you are considered to have chronic renal disease. So while I feel very good, the bad numbers
are there. Kidney disease is serious. Kidney disease sneaks up on too many people. I’m fortunate
to have an internist who keeps close watch on my overall health. I’m fortunate that she requested
a blood test before a year was up. I was able to mend my ways before any more time passed. Was
it soon enough??? Only time will tell.
So, despite how great I feel — and 2005 dawned with me feeling better MCS-wise than I had in
20 – 30 years! — I do heed the advice to seriously limit foods rich in protein, potassium,
magnesium, phosphorous and sodium.
What I couldn’t take seriously was the two-paged food list from Kaiser, via a well-known
lab. The problem with the food suggestions given me by a Kaiser nephrologist is that I couldn’t
and wouldn’t eat half that junk in the past. It listed too many mainstream items that were too
heavy on the petrochemical-derived flavors, dyes and sweets. Alas, for whatever reason,
I could not convince the doctor that while it was good to have a list of vegetables and
fruits from which to choose, I was not going to eat the named main brands that carried
synthetic ingredients. Period. Also, Kaiser recommended eight ounces of meat a day,
which, I’ve come to learn by other standards, is too much. Way too much. By year’s end,
I began following Mackenzie Walser’s plan that strictly restricts meat protein and
supplemented my diet with amino acids, as suggested.

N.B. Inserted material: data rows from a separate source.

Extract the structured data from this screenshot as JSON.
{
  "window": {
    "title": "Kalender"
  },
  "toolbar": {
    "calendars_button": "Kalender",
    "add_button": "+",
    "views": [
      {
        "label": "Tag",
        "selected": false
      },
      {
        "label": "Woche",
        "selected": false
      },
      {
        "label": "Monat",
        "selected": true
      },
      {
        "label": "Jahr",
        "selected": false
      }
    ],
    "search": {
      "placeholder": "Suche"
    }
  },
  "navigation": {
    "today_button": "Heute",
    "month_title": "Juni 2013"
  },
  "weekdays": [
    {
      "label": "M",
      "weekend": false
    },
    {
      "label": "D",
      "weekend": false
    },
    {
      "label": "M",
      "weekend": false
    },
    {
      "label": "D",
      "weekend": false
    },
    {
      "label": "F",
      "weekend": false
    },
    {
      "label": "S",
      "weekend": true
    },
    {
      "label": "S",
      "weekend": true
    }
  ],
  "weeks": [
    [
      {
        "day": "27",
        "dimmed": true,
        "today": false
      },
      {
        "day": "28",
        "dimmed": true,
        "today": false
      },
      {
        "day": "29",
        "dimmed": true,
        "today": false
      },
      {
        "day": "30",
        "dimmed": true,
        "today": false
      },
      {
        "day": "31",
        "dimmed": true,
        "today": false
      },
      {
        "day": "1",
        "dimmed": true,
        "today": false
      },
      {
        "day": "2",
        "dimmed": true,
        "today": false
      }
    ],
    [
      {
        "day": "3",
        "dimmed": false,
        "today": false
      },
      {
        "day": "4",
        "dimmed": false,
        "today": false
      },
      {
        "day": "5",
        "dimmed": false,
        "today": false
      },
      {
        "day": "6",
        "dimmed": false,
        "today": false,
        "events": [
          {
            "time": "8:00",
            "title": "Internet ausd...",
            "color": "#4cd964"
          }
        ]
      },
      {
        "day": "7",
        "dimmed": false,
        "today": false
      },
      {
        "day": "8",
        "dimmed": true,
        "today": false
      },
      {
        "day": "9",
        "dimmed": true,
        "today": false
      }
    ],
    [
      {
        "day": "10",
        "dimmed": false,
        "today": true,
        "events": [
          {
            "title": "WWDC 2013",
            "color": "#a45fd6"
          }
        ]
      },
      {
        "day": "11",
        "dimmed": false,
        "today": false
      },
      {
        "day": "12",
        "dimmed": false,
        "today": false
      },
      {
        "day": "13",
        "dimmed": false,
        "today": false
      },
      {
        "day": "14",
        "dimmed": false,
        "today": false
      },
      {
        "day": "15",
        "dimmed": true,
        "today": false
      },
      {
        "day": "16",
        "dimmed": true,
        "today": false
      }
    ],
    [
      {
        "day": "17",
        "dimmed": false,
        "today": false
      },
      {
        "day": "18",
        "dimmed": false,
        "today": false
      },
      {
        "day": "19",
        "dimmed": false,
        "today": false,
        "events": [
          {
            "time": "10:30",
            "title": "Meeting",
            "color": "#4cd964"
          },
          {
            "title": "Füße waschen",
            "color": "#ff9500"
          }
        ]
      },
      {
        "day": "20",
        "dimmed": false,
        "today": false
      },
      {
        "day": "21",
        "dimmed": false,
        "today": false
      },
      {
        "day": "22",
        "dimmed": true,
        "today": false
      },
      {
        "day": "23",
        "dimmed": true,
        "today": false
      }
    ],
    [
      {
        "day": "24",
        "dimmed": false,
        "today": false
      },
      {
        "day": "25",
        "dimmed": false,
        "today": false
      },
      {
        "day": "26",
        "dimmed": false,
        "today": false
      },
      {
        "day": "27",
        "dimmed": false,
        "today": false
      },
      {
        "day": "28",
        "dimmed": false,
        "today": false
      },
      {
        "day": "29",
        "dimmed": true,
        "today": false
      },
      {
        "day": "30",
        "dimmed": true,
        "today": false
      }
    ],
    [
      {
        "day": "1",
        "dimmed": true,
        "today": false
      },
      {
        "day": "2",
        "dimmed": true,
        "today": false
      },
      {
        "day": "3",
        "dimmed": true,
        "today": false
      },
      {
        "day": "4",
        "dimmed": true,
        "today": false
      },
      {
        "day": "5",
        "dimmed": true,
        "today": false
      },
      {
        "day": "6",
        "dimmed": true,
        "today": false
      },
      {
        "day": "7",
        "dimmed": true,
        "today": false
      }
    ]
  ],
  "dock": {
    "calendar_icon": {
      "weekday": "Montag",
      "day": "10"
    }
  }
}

See reference below.
ARF. “Tain’t funny McGee!” (Those in my age bracket will remember that line from a popular
radio show, Fibber McGee and Molly.) But, as some diabetics can live shot-free by
regulating diet, I hope to live longer — and dialysis-free for an extended period —
by controlling diet, despite the dire prediction by the first nephrologist I saw.